On arrival we were greeted warmly and led directly to a well-placed table. Busily chatting and taking in the chic monochrome glamour of our surroundings, we kept our understanding waiter from taking our order for a while. Tap water was offered speedily, poured from an iced silver jug and our glasses replenished without the need to ask.

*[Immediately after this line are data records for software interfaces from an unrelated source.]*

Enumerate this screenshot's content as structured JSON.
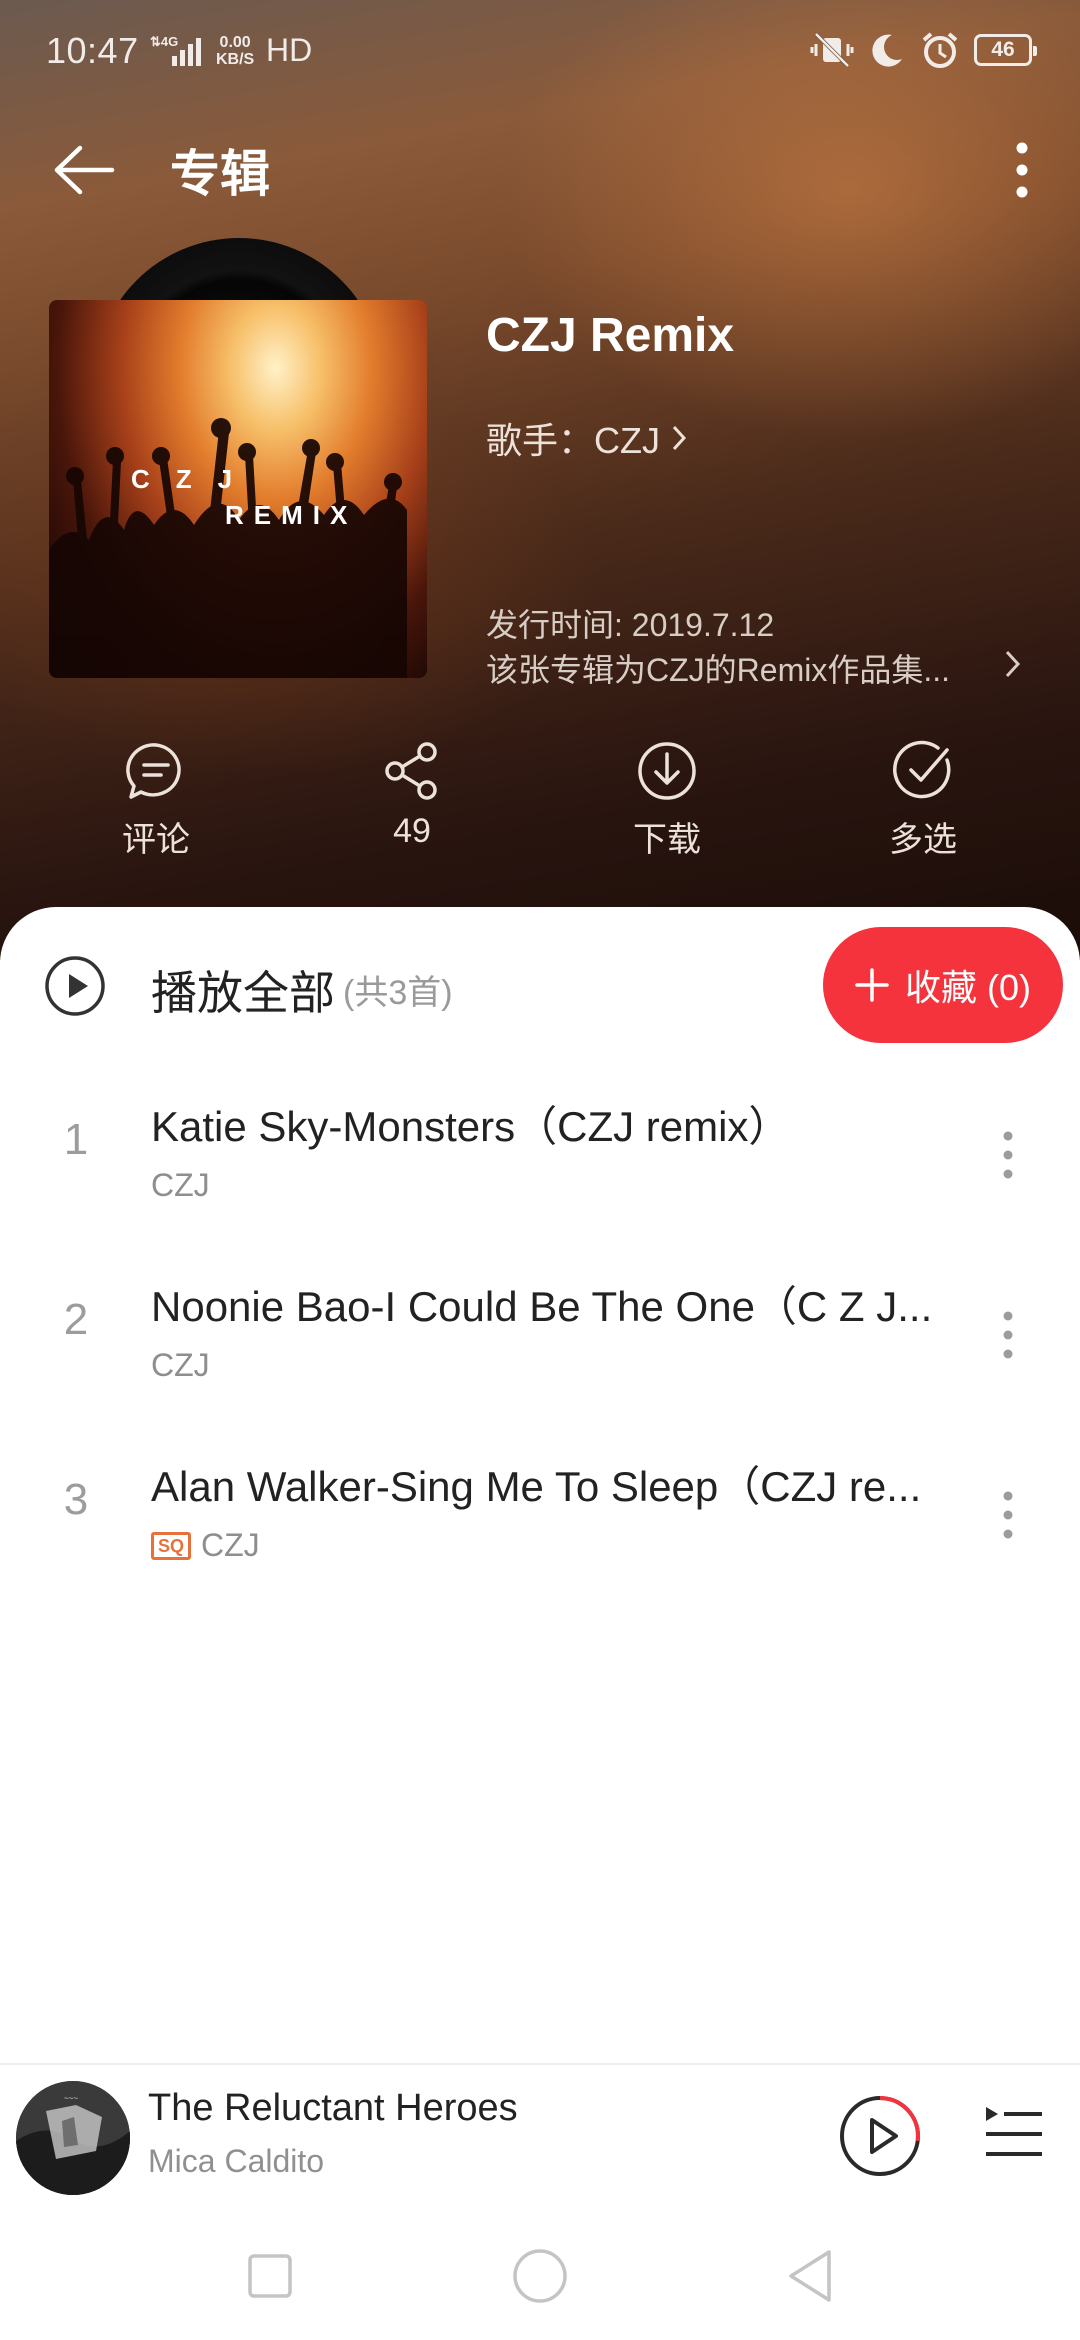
{
  "status_bar": {
    "time": "10:47",
    "speed_value": "0.00",
    "speed_unit": "KB/S",
    "hd": "HD",
    "battery": "46"
  },
  "header": {
    "title": "专辑"
  },
  "album": {
    "cover_text_line1": "CZJ",
    "cover_text_line2": "REMIX",
    "title": "CZJ Remix",
    "artist": "歌手：CZJ",
    "release_date": "发行时间: 2019.7.12",
    "description": "该张专辑为CZJ的Remix作品集..."
  },
  "actions": [
    {
      "label": "评论",
      "icon": "comment-icon"
    },
    {
      "label": "49",
      "icon": "share-icon"
    },
    {
      "label": "下载",
      "icon": "download-icon"
    },
    {
      "label": "多选",
      "icon": "multi-select-icon"
    }
  ],
  "playlist": {
    "play_all_label": "播放全部",
    "count_label": "(共3首)",
    "collect_label": "收藏 (0)",
    "tracks": [
      {
        "number": "1",
        "title": "Katie Sky-Monsters（CZJ remix）",
        "artist": "CZJ",
        "badge": ""
      },
      {
        "number": "2",
        "title": "Noonie Bao-I Could Be The One（C Z J...",
        "artist": "CZJ",
        "badge": ""
      },
      {
        "number": "3",
        "title": "Alan Walker-Sing Me To Sleep（CZJ re...",
        "artist": "CZJ",
        "badge": "SQ"
      }
    ]
  },
  "mini_player": {
    "title": "The Reluctant Heroes",
    "artist": "Mica Caldito",
    "progress": 0.27
  },
  "colors": {
    "accent": "#f4333d",
    "badge": "#e8703a"
  }
}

Oddly, considering the amount of investment and thought that has gone into opening Sea Containers, the quality of the food varied wildly. The kale salad was a lovely dish, studded with pecans, avocado and apple; but expensive, given that it’s essentially raw cabbage. Both the house-made ricotta and crab salad were good, but let down by the accompanying bread – chewy bruschetta with the latter, and what tasted like ordinary brown bread toast with the cheese. Main courses were seriously under-powered. The smoked lamb flatbread did have a smoky scent, but didn’t deliver in terms of flavour. Plus, we had to pull apart the green leaf garnish to decipher it as chopped mint. The lamb rump with ragout of beans was lukewarm and came with a meagre portion of beans, considering they’re a cheap ingredient. Dessert was another oddity – blind tasting, I would have struggled to identify the fruit in the blueberry meringue pie’s purple curd. Chef Seamus Mullen is much-loved in his home city of New York, but this kitchen seems over-stretched by the demands of his menu.
We had a selection of smaller dishes, as the menu encourages sharing. The vast bowl of healthy moreish kale salad, with avocado, apple and pecans, was the star of the show – I can’t wait to eat it again. We also relished a crab salad and charred eggplant with sesame and dates. My sole criticism of the smoky lamb flatbread was the over-charring of the edges. I fell in love with a hefty slab of decadently dense, deeply satisfying chocolate and chilli cake – more than adequate when shared between two. Freshness and vibrancy are my overriding memories of Sea Containers: vegans, veggies and omnivores are all spoilt for choice. Smaller dishes and ‘market salads’ are excellent value, but ‘large plates’ call for deeper pockets. As for drinks, the citrus-suffused ‘silver bullet’ cocktail resembled a lily pond in miniature and our waiter’s recommendation, the intriguingly named ‘Kung Fu Girl’ riesling from the USA, was a fitting accompaniment to our food.
The Bottom Line
Sea Containers’ striking dining room doesn’t look like the average hotel restaurant (although serving chips with a mini jar of Heinz mayo was a reminder), and its views out onto the Thames at night are gorgeous. But the kitchen needs to sort out seasoning and portion sizes before I return.
FOOD 5/10; ATMOSPHERE 7/10; SERVICE 7/10; REBECCA’S TOTAL: 19/30
Sea Containers is striking and practically designed, with glorious panoramic views through generous windows, showcasing London’s glorious Thameside architecture. We are already planning our next visit.
FOOD 9/10; ATMOSPHERE 9/10; SERVICE 10/10; ARLENE’S TOTAL: 28/30
Sea Containers Sustainable Restaurant Association (SRA) Rating:
Sea Containers is proud that the vast majority of produce it serves is British, and all of the meat is free-range, while the lamb and chicken is also organic. Despite having opened only recently, the restaurant has a progressive approach to the environment using surplus food for staff meals and recycling almost all possible items. It would be good to see more water saving measures.
Written December 2014